What is needed is a single figure: how many lines of the records below contain the word "value".

Source data:
===
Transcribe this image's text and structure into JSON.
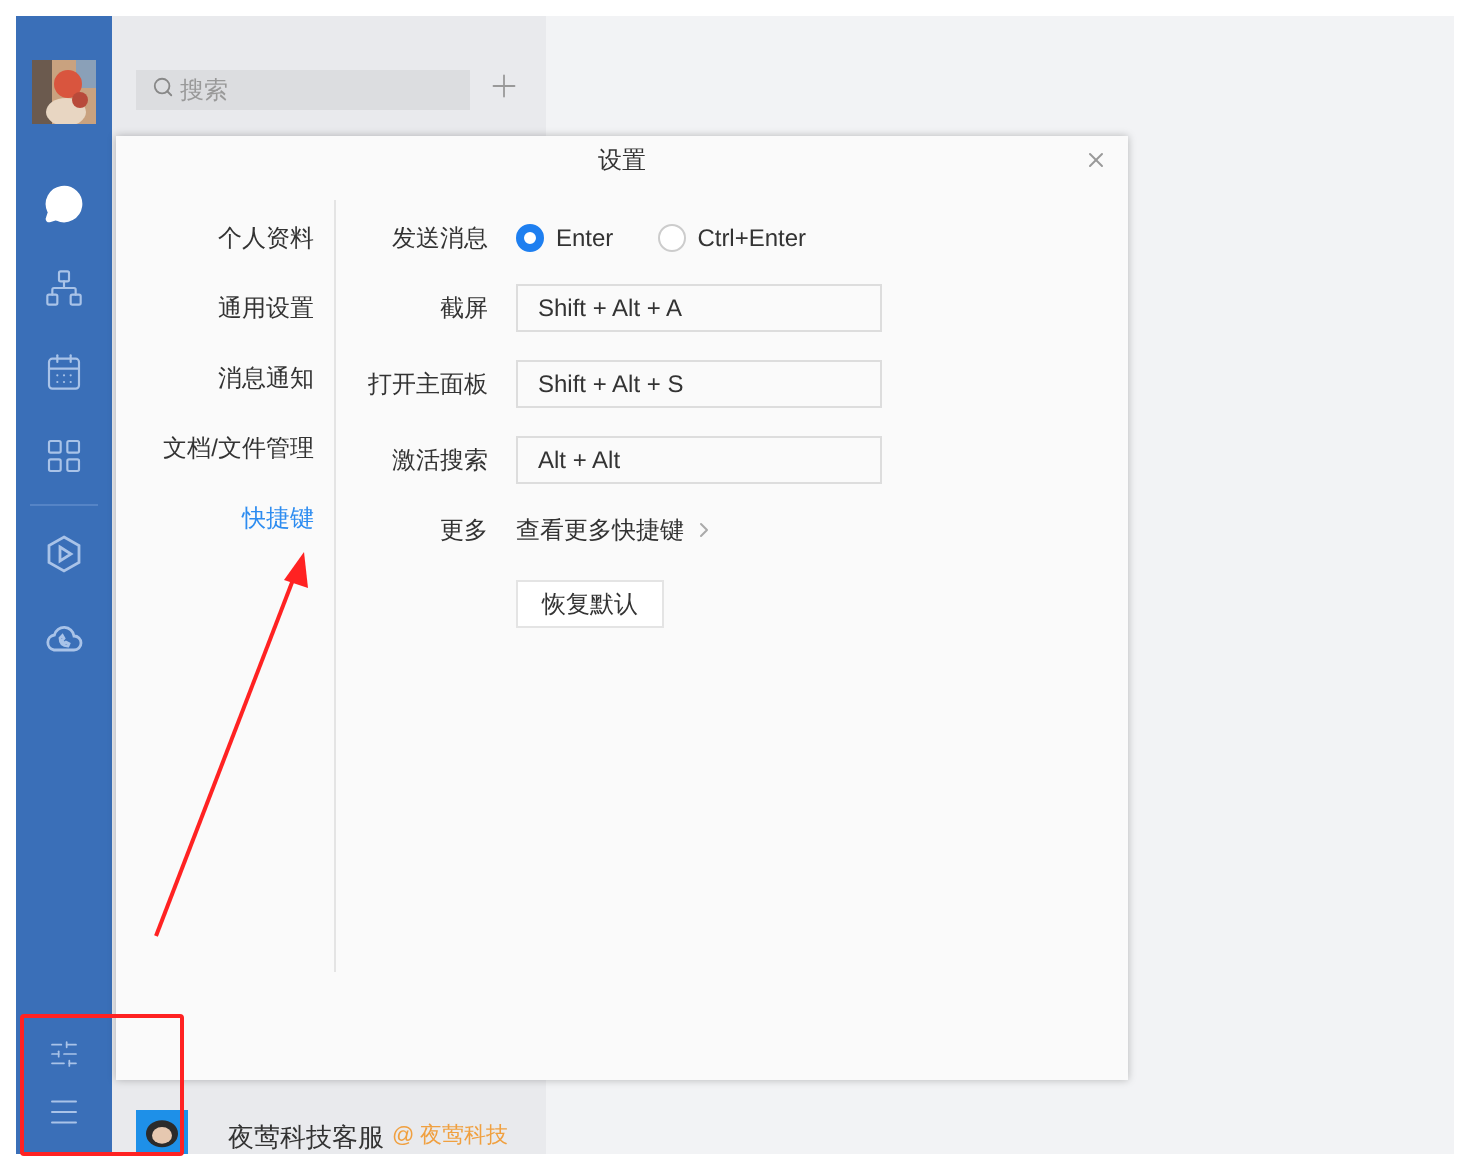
{
  "sidebar": {
    "nav": [
      {
        "kind": "chat",
        "selected": true
      },
      {
        "kind": "org",
        "selected": false
      },
      {
        "kind": "calendar",
        "selected": false
      },
      {
        "kind": "apps",
        "selected": false
      },
      {
        "kind": "video",
        "selected": false
      },
      {
        "kind": "cloud",
        "selected": false
      }
    ],
    "bottom": [
      {
        "kind": "settings"
      },
      {
        "kind": "menu"
      }
    ]
  },
  "chat_list": {
    "search": {
      "placeholder": "搜索"
    },
    "items": [
      {
        "name": "夜莺科技客服",
        "tag": "@ 夜莺科技"
      }
    ]
  },
  "dialog": {
    "title": "设置",
    "nav": [
      {
        "label": "个人资料",
        "selected": false
      },
      {
        "label": "通用设置",
        "selected": false
      },
      {
        "label": "消息通知",
        "selected": false
      },
      {
        "label": "文档/文件管理",
        "selected": false
      },
      {
        "label": "快捷键",
        "selected": true
      }
    ],
    "send_message": {
      "label": "发送消息",
      "options": [
        {
          "label": "Enter",
          "selected": true
        },
        {
          "label": "Ctrl+Enter",
          "selected": false
        }
      ]
    },
    "shortcuts": [
      {
        "label": "截屏",
        "value": "Shift + Alt + A"
      },
      {
        "label": "打开主面板",
        "value": "Shift + Alt + S"
      },
      {
        "label": "激活搜索",
        "value": "Alt + Alt"
      }
    ],
    "more": {
      "label": "更多",
      "link": "查看更多快捷键"
    },
    "reset_button": "恢复默认"
  }
}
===
Exercise output: 3